Anatomy of the Ride: RIP Ride

Addicted to Revolve’s RIP Ride, or curious to try it?  It’s one or the other, trust us.  The ride was co-created by Christianne Phillips and Kira Stokes.  Kira gave us the inside scoop on the RIP Ride in our new blog series, Anatomy of the Ride.

Christianne Phillips, Senior Master Instructor         Kira Stokes, Master Instructor

RIP Ride Co-creators: Christianne Phillips (Senior Master Instructor) and Kira Stokes (Master Instructor)

Q: People are used to a mix of hills, intervals and sprints in class, but the RIP Ride focuses on intervals.  Why is that?

KS: The RIP Ride stands for “Resistance, Interval, Performance”, so it’s obvious from the name you are going to experience a unique form of interval training.  We wanted to make sure Revolvers would get the most out of the 60-minute class.  Interval training is proven to be one of the most effective ways to burn fat and improve speed, endurance and strength.

Q: What was the Rip Ride designed to do for riders?  How is it different from other indoor cycling classes?

KS: The RIP Ride combines cycling and upper-body strength work in a way that encourages body awareness, fatigues the body and keeps the integrity of the “form focused” studio Revolve is determined to be. Unique to the RIP Ride are two upper-body weight segments. Each segment is comprised of three exercises done three times through, circuit style.  We work in terms of progression each time through, adding slight variations to keep it fresh. The upper-body work begins and ends with upper-body back work to reset posture.

Riders admit they work harder during the cycling portions as opposed to a straight cycle class because they know there’s a short “active recovery” during the weight sections.

Q: Upper body is an integral part of the RIP ride and emphasizes posture.  What results should riders expect, and how can we get the most out of it?

KS: The upper-body work during the RIP Ride is no joke, no gimmicks, just work.  The weight segments are designed to reset posture after being forward on the bike, give riders a full-body workout, and create strong, lean upper bodies.

We recommend riders stop their legs during upper-body work to prioritize safety and body awareness.  Stopping the legs allows riders to focus 100% in order to work effectively and fatigue properly.

Q: What should we eat before and after a RIP Ride to get the most out of it?

KS: You never want to eat something too heavy pre-RIP Ride. Fruit, such as an apple, is a good choice. It provides a bit of sugar (natural energy) and hydrates at the same time. Throw in a handful of almonds for a little protein and you’re good to go!

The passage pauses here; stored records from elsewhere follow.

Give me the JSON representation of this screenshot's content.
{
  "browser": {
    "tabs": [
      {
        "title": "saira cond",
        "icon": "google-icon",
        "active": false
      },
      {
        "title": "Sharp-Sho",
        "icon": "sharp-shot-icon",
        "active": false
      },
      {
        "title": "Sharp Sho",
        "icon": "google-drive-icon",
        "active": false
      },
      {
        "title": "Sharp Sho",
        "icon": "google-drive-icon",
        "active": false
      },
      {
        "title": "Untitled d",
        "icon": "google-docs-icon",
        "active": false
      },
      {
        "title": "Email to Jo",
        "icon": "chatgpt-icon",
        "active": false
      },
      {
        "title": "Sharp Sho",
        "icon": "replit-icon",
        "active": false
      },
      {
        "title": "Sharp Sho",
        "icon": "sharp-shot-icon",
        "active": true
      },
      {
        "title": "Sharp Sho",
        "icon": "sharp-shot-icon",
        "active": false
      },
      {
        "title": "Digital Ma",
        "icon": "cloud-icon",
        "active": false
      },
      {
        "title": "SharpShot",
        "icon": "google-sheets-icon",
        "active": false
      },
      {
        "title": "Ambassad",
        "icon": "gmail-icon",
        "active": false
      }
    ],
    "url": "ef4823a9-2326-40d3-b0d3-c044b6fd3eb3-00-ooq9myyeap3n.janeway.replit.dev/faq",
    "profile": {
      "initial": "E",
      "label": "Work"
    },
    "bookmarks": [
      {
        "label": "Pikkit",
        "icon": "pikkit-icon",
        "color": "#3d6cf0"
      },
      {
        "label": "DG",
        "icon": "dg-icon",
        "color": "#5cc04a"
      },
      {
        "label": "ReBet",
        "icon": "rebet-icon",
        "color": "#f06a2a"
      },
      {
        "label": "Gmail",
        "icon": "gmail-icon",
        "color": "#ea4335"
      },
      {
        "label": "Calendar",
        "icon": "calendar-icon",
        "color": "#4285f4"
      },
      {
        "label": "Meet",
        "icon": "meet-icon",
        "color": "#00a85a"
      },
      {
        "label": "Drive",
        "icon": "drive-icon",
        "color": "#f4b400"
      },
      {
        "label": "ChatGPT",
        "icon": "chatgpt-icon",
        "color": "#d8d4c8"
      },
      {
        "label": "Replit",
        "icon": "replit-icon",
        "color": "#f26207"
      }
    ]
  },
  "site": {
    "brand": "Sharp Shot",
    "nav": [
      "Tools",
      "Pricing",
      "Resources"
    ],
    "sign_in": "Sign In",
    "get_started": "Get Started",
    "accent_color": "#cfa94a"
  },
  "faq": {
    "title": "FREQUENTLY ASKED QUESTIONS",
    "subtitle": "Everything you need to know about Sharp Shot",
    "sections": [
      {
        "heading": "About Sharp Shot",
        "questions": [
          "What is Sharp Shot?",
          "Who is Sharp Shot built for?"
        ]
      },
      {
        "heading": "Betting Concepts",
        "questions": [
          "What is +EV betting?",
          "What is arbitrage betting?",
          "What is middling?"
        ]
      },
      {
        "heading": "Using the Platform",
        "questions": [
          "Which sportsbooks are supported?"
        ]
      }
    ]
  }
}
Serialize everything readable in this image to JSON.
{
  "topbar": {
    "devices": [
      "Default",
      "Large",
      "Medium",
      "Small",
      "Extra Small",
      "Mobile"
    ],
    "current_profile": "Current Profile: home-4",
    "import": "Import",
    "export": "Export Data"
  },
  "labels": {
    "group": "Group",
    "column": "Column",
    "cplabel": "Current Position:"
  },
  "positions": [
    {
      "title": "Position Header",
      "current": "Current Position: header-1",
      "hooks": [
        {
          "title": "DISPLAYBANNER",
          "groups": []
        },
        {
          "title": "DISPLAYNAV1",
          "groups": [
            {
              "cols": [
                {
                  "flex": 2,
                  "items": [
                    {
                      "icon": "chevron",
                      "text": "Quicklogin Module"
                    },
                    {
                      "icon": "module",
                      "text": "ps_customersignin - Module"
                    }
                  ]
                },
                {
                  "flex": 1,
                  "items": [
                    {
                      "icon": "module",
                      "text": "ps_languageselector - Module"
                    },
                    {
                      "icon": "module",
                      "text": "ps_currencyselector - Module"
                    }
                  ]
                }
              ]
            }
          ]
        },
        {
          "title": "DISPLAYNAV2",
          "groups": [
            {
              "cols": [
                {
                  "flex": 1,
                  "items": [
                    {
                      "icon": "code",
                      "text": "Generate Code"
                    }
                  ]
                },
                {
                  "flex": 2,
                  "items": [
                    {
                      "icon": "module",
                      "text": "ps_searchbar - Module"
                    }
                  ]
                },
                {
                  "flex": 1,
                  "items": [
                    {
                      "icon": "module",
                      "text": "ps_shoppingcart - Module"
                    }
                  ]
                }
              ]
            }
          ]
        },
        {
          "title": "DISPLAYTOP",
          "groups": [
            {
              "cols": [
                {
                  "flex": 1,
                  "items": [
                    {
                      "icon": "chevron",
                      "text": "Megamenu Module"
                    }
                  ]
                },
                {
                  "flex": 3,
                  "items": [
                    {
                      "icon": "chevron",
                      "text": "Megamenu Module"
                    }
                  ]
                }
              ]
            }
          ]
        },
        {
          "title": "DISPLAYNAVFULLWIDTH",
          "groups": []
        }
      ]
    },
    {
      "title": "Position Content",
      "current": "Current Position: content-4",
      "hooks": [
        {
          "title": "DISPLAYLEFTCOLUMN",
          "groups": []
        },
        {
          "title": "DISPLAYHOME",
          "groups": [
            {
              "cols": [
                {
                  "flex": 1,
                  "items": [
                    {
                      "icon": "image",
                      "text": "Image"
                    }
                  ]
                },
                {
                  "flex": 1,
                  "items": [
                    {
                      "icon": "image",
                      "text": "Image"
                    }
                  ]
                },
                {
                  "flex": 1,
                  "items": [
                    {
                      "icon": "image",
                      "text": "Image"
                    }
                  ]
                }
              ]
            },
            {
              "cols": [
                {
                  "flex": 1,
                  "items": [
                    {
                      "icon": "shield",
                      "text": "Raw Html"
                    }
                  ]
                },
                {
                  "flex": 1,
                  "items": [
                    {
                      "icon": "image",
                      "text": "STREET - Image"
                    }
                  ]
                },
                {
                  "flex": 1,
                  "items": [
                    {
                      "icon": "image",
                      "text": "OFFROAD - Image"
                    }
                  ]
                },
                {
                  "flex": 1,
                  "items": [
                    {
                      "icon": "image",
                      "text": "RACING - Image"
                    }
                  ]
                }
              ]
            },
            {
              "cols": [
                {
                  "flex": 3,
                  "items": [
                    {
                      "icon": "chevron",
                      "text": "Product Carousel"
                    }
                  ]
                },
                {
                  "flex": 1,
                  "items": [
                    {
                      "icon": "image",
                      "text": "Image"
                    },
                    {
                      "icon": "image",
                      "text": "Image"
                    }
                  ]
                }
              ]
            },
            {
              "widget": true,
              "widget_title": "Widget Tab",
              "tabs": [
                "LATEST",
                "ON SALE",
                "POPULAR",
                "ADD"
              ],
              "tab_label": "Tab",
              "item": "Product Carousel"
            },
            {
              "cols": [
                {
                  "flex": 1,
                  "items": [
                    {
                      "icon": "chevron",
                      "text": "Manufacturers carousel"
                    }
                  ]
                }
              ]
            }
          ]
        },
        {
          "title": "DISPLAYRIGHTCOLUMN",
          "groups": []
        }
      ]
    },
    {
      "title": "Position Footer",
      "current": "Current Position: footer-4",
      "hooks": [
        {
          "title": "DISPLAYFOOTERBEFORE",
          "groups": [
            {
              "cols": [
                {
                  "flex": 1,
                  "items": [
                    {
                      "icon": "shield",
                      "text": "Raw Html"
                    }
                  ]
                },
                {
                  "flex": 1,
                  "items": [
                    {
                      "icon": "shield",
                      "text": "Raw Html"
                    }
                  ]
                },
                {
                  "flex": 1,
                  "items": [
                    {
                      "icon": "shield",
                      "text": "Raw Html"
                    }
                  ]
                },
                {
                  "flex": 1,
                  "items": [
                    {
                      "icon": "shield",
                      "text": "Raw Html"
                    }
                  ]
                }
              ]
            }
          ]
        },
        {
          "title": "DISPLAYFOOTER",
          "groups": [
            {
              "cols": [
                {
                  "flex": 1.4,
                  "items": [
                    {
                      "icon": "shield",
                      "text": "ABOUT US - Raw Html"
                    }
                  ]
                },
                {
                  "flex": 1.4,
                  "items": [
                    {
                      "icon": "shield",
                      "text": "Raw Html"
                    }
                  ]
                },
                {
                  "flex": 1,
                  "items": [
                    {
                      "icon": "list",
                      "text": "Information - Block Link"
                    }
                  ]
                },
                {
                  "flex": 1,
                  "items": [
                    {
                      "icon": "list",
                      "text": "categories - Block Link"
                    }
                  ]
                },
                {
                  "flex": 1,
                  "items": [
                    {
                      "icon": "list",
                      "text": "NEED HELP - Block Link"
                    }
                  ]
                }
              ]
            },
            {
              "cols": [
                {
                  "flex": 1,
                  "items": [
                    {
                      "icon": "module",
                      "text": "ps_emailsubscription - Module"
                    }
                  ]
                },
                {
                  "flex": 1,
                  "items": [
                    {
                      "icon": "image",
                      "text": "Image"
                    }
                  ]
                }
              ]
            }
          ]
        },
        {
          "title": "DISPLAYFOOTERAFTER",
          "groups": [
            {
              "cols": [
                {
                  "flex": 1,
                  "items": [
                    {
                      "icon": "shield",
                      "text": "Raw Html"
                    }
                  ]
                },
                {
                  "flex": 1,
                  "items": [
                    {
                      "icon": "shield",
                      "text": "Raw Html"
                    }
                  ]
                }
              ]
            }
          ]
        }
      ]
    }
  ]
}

Post-RIP Ride I love downing a protein shake with plant based protein powder with frozen fruit, water and ice (perhaps a little almond milk). This provides protein to rebuild fatigued muscles.

Ready for a RIP Ride? Reserve your bike now.

Photos: by Rachel Neville, (c) Revolve